As the family explains, ‘The aim of the scholarship is firstly to open up to the best and brightest students access to a world-class university education, regardless of means, and secondly to create a cohort of future leaders from this important region, to develop their skills so that they may return to their communities able to far better serve and lead. Our hope is that this scholarship programme will not only perpetuate Alexandros’s academic and personal memory, but also encourage other young people, through his example, to continue the work that he was unable to finish.’

The inaugural Alexandros Peterson scholars

Talking about the opportunity the scholarship provides, our inaugural scholars said:

I am honoured to have been granted the scholarship and to fulfil my dream of studying at a leading research university such as King’s. Thank you so much to the late Alexandros, to his family, and to others who have made it possible for people like myself to become part of a global community of international students, and to make the world a better place for all.’ 
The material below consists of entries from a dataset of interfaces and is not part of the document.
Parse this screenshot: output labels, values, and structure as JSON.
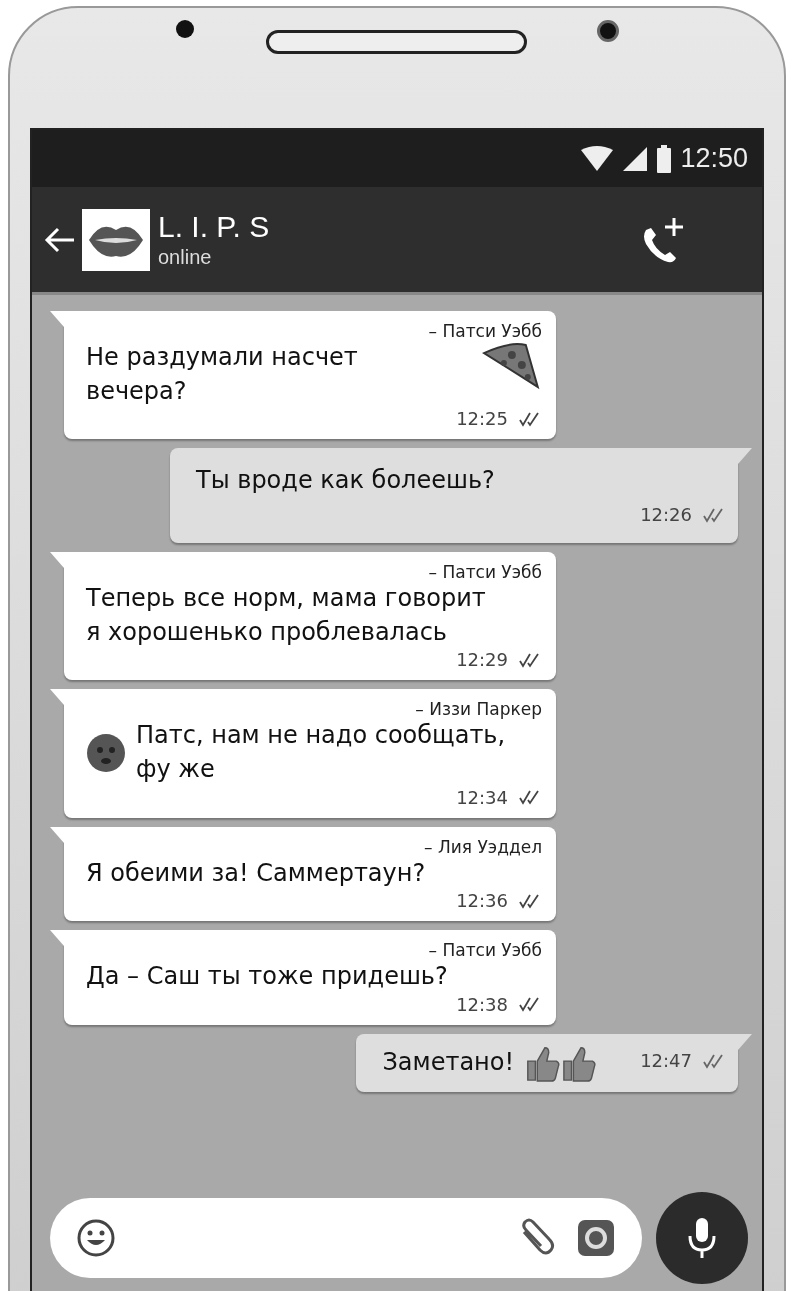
{
  "status_bar": {
    "time": "12:50"
  },
  "header": {
    "title": "L. I. P. S",
    "status": "online"
  },
  "messages": [
    {
      "kind": "incoming",
      "sender": "– Патси Уэбб",
      "text": "Не раздумали насчет вечера?",
      "emoji": {
        "kind": "pizza"
      },
      "time": "12:25"
    },
    {
      "kind": "outgoing",
      "text": "Ты вроде как болеешь?",
      "time": "12:26"
    },
    {
      "kind": "incoming",
      "sender": "– Патси Уэбб",
      "text": "Теперь все норм, мама говорит я хорошенько проблевалась",
      "time": "12:29"
    },
    {
      "kind": "incoming",
      "sender": "– Иззи Паркер",
      "text": "Патс, нам не надо сообщать, фу же",
      "emoji": {
        "kind": "face"
      },
      "time": "12:34"
    },
    {
      "kind": "incoming",
      "sender": "– Лия Уэддел",
      "text": "Я обеими за! Саммертаун?",
      "time": "12:36"
    },
    {
      "kind": "incoming",
      "sender": "– Патси Уэбб",
      "text": "Да – Саш ты тоже придешь?",
      "time": "12:38"
    },
    {
      "kind": "outgoing",
      "text": "Заметано!",
      "emoji": {
        "kind": "thumbs"
      },
      "time": "12:47"
    }
  ]
}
I was born and brought up in war; the experience exists in my genes. Today, with academic knowledge, I can look at war from a much broader perspective. I am extremely grateful to the Petersen family for making this happen. Their noble initiative will have a great impact on alleviating the war and promoting peace and co-existence in Afghanistan.’ 

Find out more:
How to apply for the Scholarship
How to donate to the fund
Alexandros Petersen's books